On January 21, 2014, Governor Christie signed S2995 into law, an amendment to the New Jersey Law Against Discrimination, which prohibits employment discrimination against pregnant women and those who suffer medical conditions related to pregnancy and childbirth. This bill is to take effect immediately.
The bill amends the New Jersey Law Against Discrimination to specifically include “pregnancy” as a protected class under the law. The pregnancy classification is not limited to women presently carrying a child, but also: pregnancy, childbirth, or medical conditions related to pregnancy or childbirth, including recovery from childbirth. Accordingly, employers may be liable under the New Jersey Law Against Discrimination if the employer knows, or should know, that a woman is affected by pregnancy and the woman is treated in a manner less favorable than others who are not affected by pregnancy, but similarly situated in their ability to perform.
The amendment further provides that an employer must make available reasonable accommodations in the workplace to women affected by pregnancy, so long as the requests do not put an undue hardship on the business operations of the employer. The law offers examples of reasonable accommodations that an affected employee may request, including: bathroom breaks; breaks for increased water intake; periodic rest; assistance with manual labor, job restructuring or modified work schedules; and temporary transfers to less strenuous or hazardous work. The amendment does not specifically require leave as an accommodation, but does note that leave must be given to a pregnant employee in the same manner as employees not affected by pregnancy but who are similar in their ability or inability to work.
However, if the employer can show that providing reasonable accommodations would impose undue hardship on the operation of the employer’s business, the requirement to provide reasonable accommodations would not apply. Factors to consider whether providing accommodations imposes an undue hardship on the employer’s business include: (1) the overall size of the employer’s business with respect to the number of employees; (2) number and type of facilities, and size of budget; (3) the type of the employer’s operations, including the composition and structure of the employer’s workforce; (4) the nature and cost of the accommodation needed; and (5) the extent to which the accommodation would involve a waiver of an essential job requirement.

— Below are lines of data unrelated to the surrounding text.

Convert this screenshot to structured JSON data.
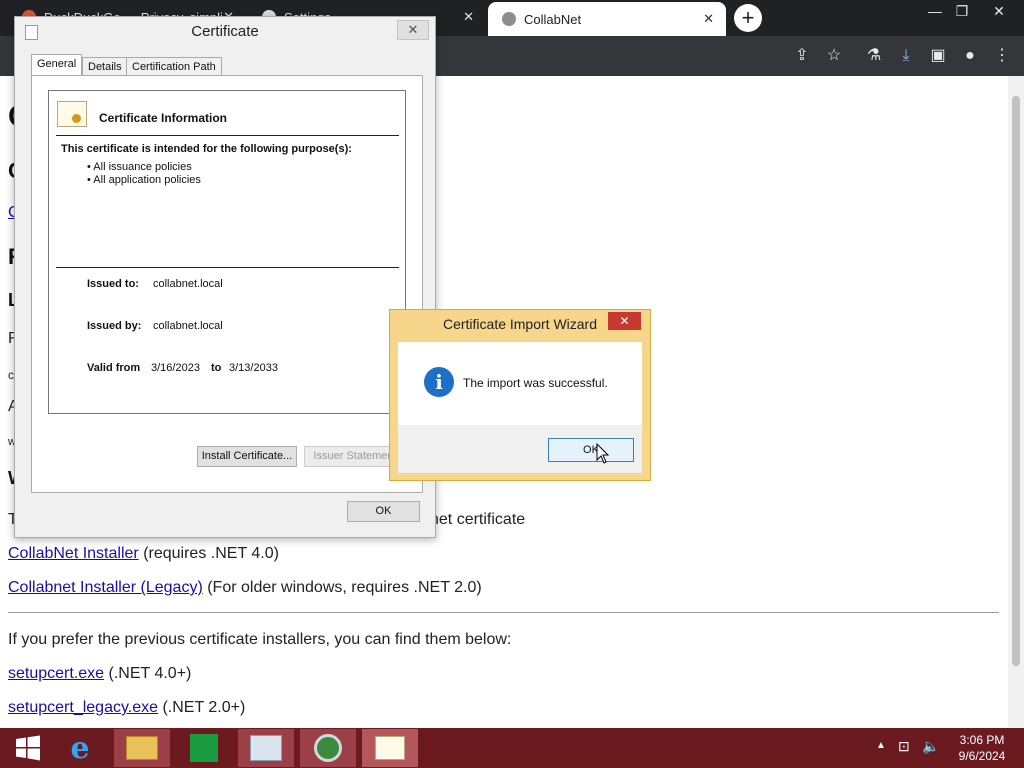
{
  "browser": {
    "tabs": [
      {
        "label": "DuckDuckGo — Privacy, simplified."
      },
      {
        "label": "Settings"
      },
      {
        "label": "CollabNet"
      }
    ],
    "close_glyph": "✕",
    "new_tab_glyph": "+",
    "window_controls": [
      "—",
      "❐",
      "✕"
    ]
  },
  "page": {
    "first_heading_letters": [
      "C",
      "C",
      "R",
      "L",
      "W"
    ],
    "link_letter": "C",
    "text_letters": [
      "R",
      "c",
      "A",
      "w"
    ],
    "partial_line_right": "net certificate",
    "partial_line_left": "T",
    "installer_link": "CollabNet Installer",
    "installer_note": "(requires .NET 4.0)",
    "legacy_link": "Collabnet Installer (Legacy)",
    "legacy_note": "(For older windows, requires .NET 2.0)",
    "prev_text": "If you prefer the previous certificate installers, you can find them below:",
    "setup_link": "setupcert.exe",
    "setup_note": "(.NET 4.0+)",
    "setup_legacy_link": "setupcert_legacy.exe",
    "setup_legacy_note": "(.NET 2.0+)"
  },
  "certificate_dialog": {
    "title": "Certificate",
    "close": "✕",
    "tabs": [
      "General",
      "Details",
      "Certification Path"
    ],
    "info_title": "Certificate Information",
    "purpose_heading": "This certificate is intended for the following purpose(s):",
    "purposes": [
      "• All issuance policies",
      "• All application policies"
    ],
    "issued_to_label": "Issued to:",
    "issued_to_value": "collabnet.local",
    "issued_by_label": "Issued by:",
    "issued_by_value": "collabnet.local",
    "valid_from_label": "Valid from",
    "valid_from_value": "3/16/2023",
    "valid_to_label": "to",
    "valid_to_value": "3/13/2033",
    "install_button": "Install Certificate...",
    "issuer_button": "Issuer Statement",
    "ok_button": "OK"
  },
  "wizard_dialog": {
    "title": "Certificate Import Wizard",
    "close": "✕",
    "icon": "info-icon",
    "message": "The import was successful.",
    "ok_button": "OK"
  },
  "taskbar": {
    "time": "3:06 PM",
    "date": "9/6/2024",
    "items": [
      "start-icon",
      "internet-explorer-icon",
      "file-explorer-icon",
      "store-icon",
      "performance-monitor-icon",
      "chrome-icon",
      "certificate-icon"
    ]
  },
  "colors": {
    "taskbar": "#6b1b20",
    "wizard_frame": "#f6d68b",
    "info": "#1e6fc7",
    "link": "#1a0dab"
  }
}
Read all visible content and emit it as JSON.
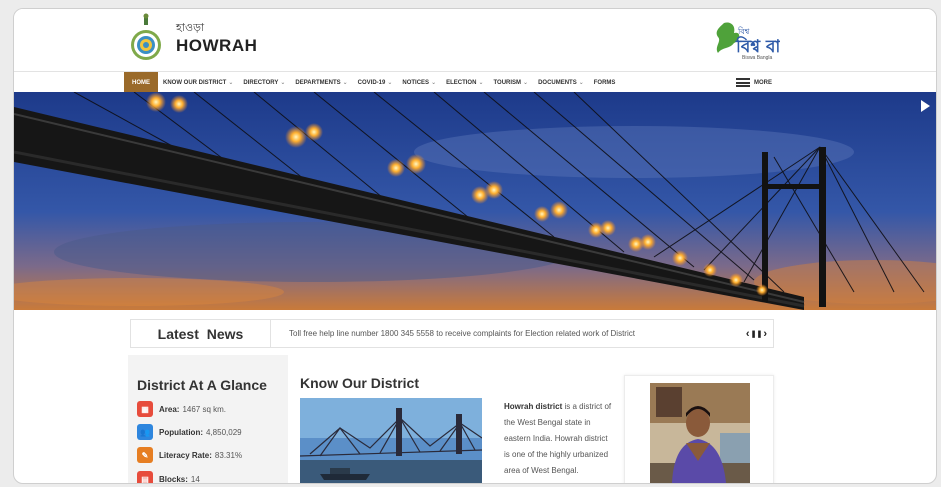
{
  "header": {
    "site_name_local": "হাওড়া",
    "site_name": "HOWRAH",
    "emblem_icon": "west-bengal-emblem",
    "partner_logo": "biswa-bangla-logo",
    "partner_logo_tagline": "Biswa Bangla",
    "partner_logo_text": "বিশ্ব বাংলা"
  },
  "nav": {
    "items": [
      {
        "label": "HOME",
        "dropdown": false,
        "active": true
      },
      {
        "label": "KNOW OUR DISTRICT",
        "dropdown": true,
        "active": false
      },
      {
        "label": "DIRECTORY",
        "dropdown": true,
        "active": false
      },
      {
        "label": "DEPARTMENTS",
        "dropdown": true,
        "active": false
      },
      {
        "label": "COVID-19",
        "dropdown": true,
        "active": false
      },
      {
        "label": "NOTICES",
        "dropdown": true,
        "active": false
      },
      {
        "label": "ELECTION",
        "dropdown": true,
        "active": false
      },
      {
        "label": "TOURISM",
        "dropdown": true,
        "active": false
      },
      {
        "label": "DOCUMENTS",
        "dropdown": true,
        "active": false
      },
      {
        "label": "FORMS",
        "dropdown": false,
        "active": false
      }
    ],
    "more_label": "MORE",
    "active_color": "#9a6a2a"
  },
  "news": {
    "title": "Latest News",
    "ticker": "Toll free help line number 1800 345 5558 to receive complaints for Election related work of District",
    "prev_label": "‹",
    "pause_label": "❚❚",
    "next_label": "›"
  },
  "glance": {
    "title": "District At A Glance",
    "stats": [
      {
        "label": "Area:",
        "value": "1467 sq km.",
        "icon": "map-icon",
        "color": "#e74c3c"
      },
      {
        "label": "Population:",
        "value": "4,850,029",
        "icon": "people-icon",
        "color": "#2e86de"
      },
      {
        "label": "Literacy Rate:",
        "value": "83.31%",
        "icon": "book-icon",
        "color": "#e67e22"
      },
      {
        "label": "Blocks:",
        "value": "14",
        "icon": "blocks-icon",
        "color": "#e74c3c"
      }
    ]
  },
  "know": {
    "title": "Know Our District",
    "text_bold": "Howrah district",
    "text": " is a district of the West Bengal state in eastern India. Howrah district is one of the highly urbanized area of West Bengal."
  }
}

Employers should insure that all leave and light duty policies are reviewed to insure compliance with the law.